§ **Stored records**
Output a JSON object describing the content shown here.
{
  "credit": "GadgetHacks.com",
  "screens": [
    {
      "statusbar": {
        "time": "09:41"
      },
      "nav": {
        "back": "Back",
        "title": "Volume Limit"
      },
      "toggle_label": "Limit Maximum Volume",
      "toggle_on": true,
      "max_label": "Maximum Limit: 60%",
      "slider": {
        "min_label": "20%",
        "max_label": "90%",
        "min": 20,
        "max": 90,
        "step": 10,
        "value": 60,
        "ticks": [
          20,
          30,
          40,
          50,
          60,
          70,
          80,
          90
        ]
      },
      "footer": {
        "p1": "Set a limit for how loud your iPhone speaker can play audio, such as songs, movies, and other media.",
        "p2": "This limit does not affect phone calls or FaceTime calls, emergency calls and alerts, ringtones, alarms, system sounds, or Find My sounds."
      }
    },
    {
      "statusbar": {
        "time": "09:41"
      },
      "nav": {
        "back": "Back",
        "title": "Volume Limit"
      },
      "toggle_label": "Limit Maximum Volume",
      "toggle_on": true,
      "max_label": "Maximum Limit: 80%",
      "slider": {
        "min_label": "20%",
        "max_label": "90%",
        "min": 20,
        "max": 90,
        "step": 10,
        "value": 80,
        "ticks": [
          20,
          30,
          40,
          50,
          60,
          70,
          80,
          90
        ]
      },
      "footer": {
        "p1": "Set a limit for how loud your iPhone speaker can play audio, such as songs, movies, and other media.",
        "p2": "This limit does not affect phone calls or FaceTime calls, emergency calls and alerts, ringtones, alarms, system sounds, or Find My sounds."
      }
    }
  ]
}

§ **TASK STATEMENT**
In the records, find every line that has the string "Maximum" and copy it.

§ **COMPLETED TASK**
      "toggle_label": "Limit Maximum Volume",
      "max_label": "Maximum Limit: 60%",
      "toggle_label": "Limit Maximum Volume",
      "max_label": "Maximum Limit: 80%",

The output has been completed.